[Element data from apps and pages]

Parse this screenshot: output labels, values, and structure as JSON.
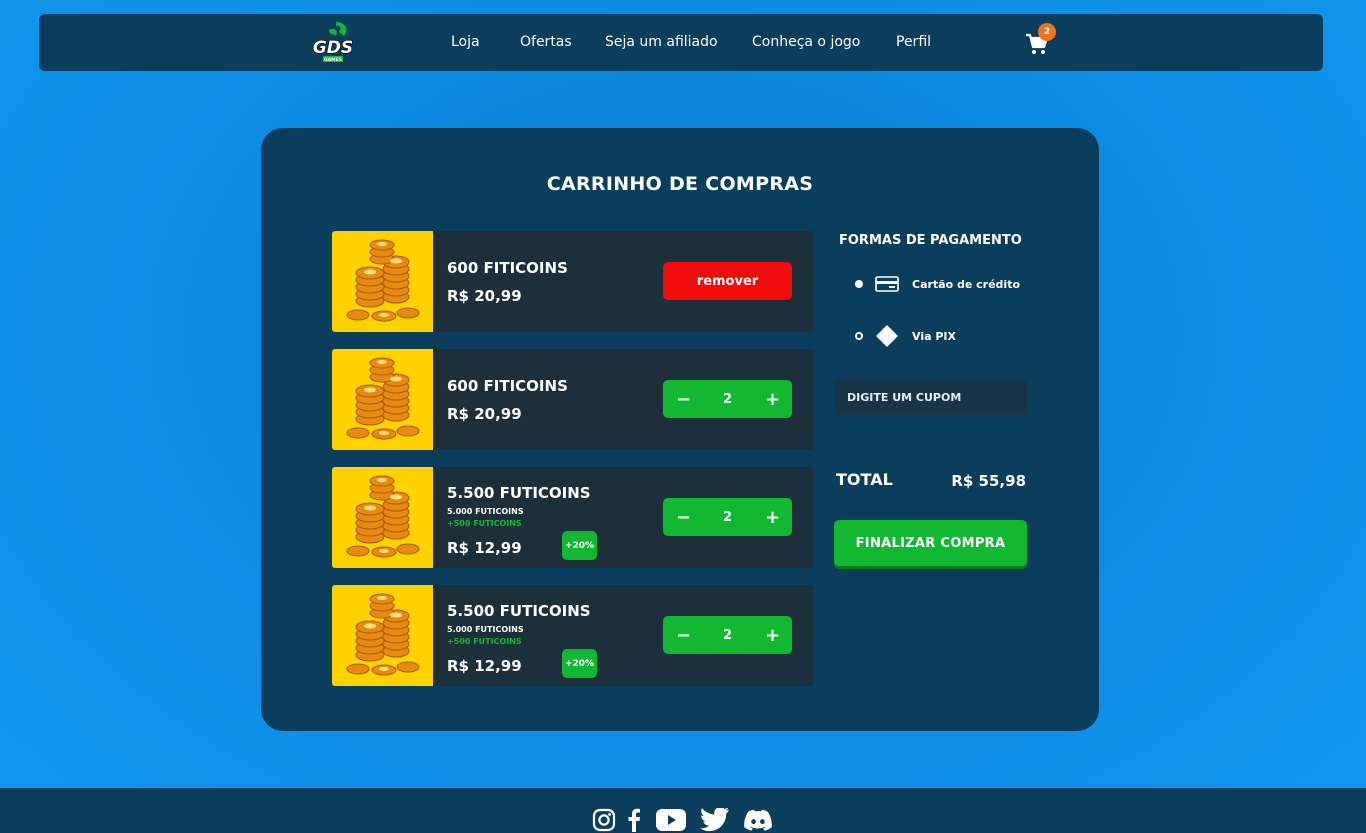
{
  "header": {
    "brand": "GDS GAMES",
    "nav": [
      {
        "label": "Loja"
      },
      {
        "label": "Ofertas"
      },
      {
        "label": "Seja um afiliado"
      },
      {
        "label": "Conheça o jogo"
      },
      {
        "label": "Perfil"
      }
    ],
    "cart_count": "2"
  },
  "cart": {
    "title": "CARRINHO DE COMPRAS",
    "remove_label": "remover",
    "items": [
      {
        "name": "600 FITICOINS",
        "price": "R$ 20,99",
        "quantity": "",
        "base": "",
        "bonus": "",
        "bonus_badge": "",
        "action": "remove"
      },
      {
        "name": "600 FITICOINS",
        "price": "R$ 20,99",
        "quantity": "2",
        "base": "",
        "bonus": "",
        "bonus_badge": "",
        "action": "stepper"
      },
      {
        "name": "5.500 FUTICOINS",
        "price": "R$ 12,99",
        "quantity": "2",
        "base": "5.000 FUTICOINS",
        "bonus": "+500 FUTICOINS",
        "bonus_badge": "+20%",
        "action": "stepper"
      },
      {
        "name": "5.500 FUTICOINS",
        "price": "R$ 12,99",
        "quantity": "2",
        "base": "5.000 FUTICOINS",
        "bonus": "+500 FUTICOINS",
        "bonus_badge": "+20%",
        "action": "stepper"
      }
    ],
    "minus": "−",
    "plus": "+"
  },
  "payment": {
    "title": "FORMAS DE PAGAMENTO",
    "options": [
      {
        "label": "Cartão de crédito",
        "selected": true
      },
      {
        "label": "Via PIX",
        "selected": false
      }
    ]
  },
  "coupon": {
    "placeholder": "DIGITE UM CUPOM"
  },
  "summary": {
    "total_label": "TOTAL",
    "total_value": "R$ 55,98",
    "checkout_label": "FINALIZAR COMPRA"
  },
  "colors": {
    "primary_bg": "#0d8be3",
    "panel": "#0b3d5c",
    "green": "#13b832",
    "red": "#f00c0c",
    "coin_bg": "#ffd200",
    "badge": "#f0731c"
  },
  "footer": {
    "social": [
      "instagram-icon",
      "facebook-icon",
      "youtube-icon",
      "twitter-icon",
      "discord-icon"
    ]
  }
}
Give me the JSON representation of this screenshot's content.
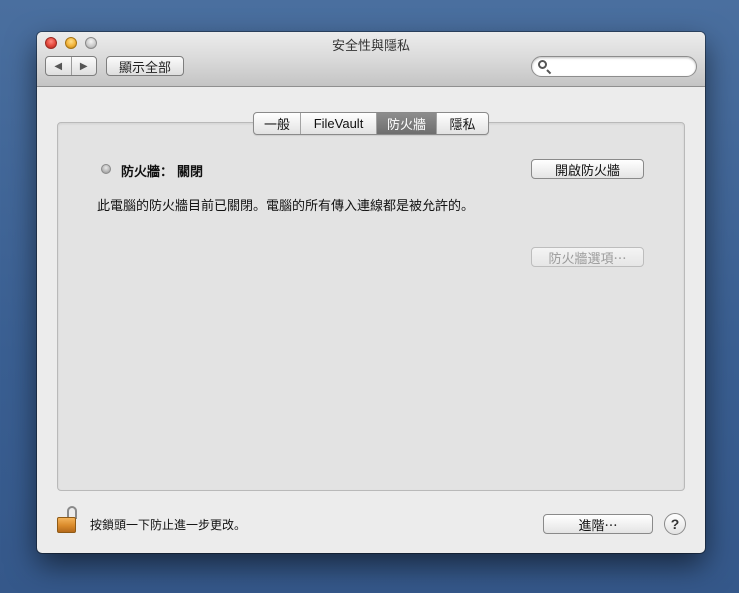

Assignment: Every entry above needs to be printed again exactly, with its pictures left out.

Exercise answer:
Parse this screenshot: output labels, values, and structure as JSON.
{
  "header": {
    "brand": "GDS GAMES",
    "nav": [
      {
        "label": "Loja"
      },
      {
        "label": "Ofertas"
      },
      {
        "label": "Seja um afiliado"
      },
      {
        "label": "Conheça o jogo"
      },
      {
        "label": "Perfil"
      }
    ],
    "cart_count": "2"
  },
  "cart": {
    "title": "CARRINHO DE COMPRAS",
    "remove_label": "remover",
    "items": [
      {
        "name": "600 FITICOINS",
        "price": "R$ 20,99",
        "quantity": "",
        "base": "",
        "bonus": "",
        "bonus_badge": "",
        "action": "remove"
      },
      {
        "name": "600 FITICOINS",
        "price": "R$ 20,99",
        "quantity": "2",
        "base": "",
        "bonus": "",
        "bonus_badge": "",
        "action": "stepper"
      },
      {
        "name": "5.500 FUTICOINS",
        "price": "R$ 12,99",
        "quantity": "2",
        "base": "5.000 FUTICOINS",
        "bonus": "+500 FUTICOINS",
        "bonus_badge": "+20%",
        "action": "stepper"
      },
      {
        "name": "5.500 FUTICOINS",
        "price": "R$ 12,99",
        "quantity": "2",
        "base": "5.000 FUTICOINS",
        "bonus": "+500 FUTICOINS",
        "bonus_badge": "+20%",
        "action": "stepper"
      }
    ],
    "minus": "−",
    "plus": "+"
  },
  "payment": {
    "title": "FORMAS DE PAGAMENTO",
    "options": [
      {
        "label": "Cartão de crédito",
        "selected": true
      },
      {
        "label": "Via PIX",
        "selected": false
      }
    ]
  },
  "coupon": {
    "placeholder": "DIGITE UM CUPOM"
  },
  "summary": {
    "total_label": "TOTAL",
    "total_value": "R$ 55,98",
    "checkout_label": "FINALIZAR COMPRA"
  },
  "colors": {
    "primary_bg": "#0d8be3",
    "panel": "#0b3d5c",
    "green": "#13b832",
    "red": "#f00c0c",
    "coin_bg": "#ffd200",
    "badge": "#f0731c"
  },
  "footer": {
    "social": [
      "instagram-icon",
      "facebook-icon",
      "youtube-icon",
      "twitter-icon",
      "discord-icon"
    ]
  }
}
Give me the JSON representation of this screenshot's content.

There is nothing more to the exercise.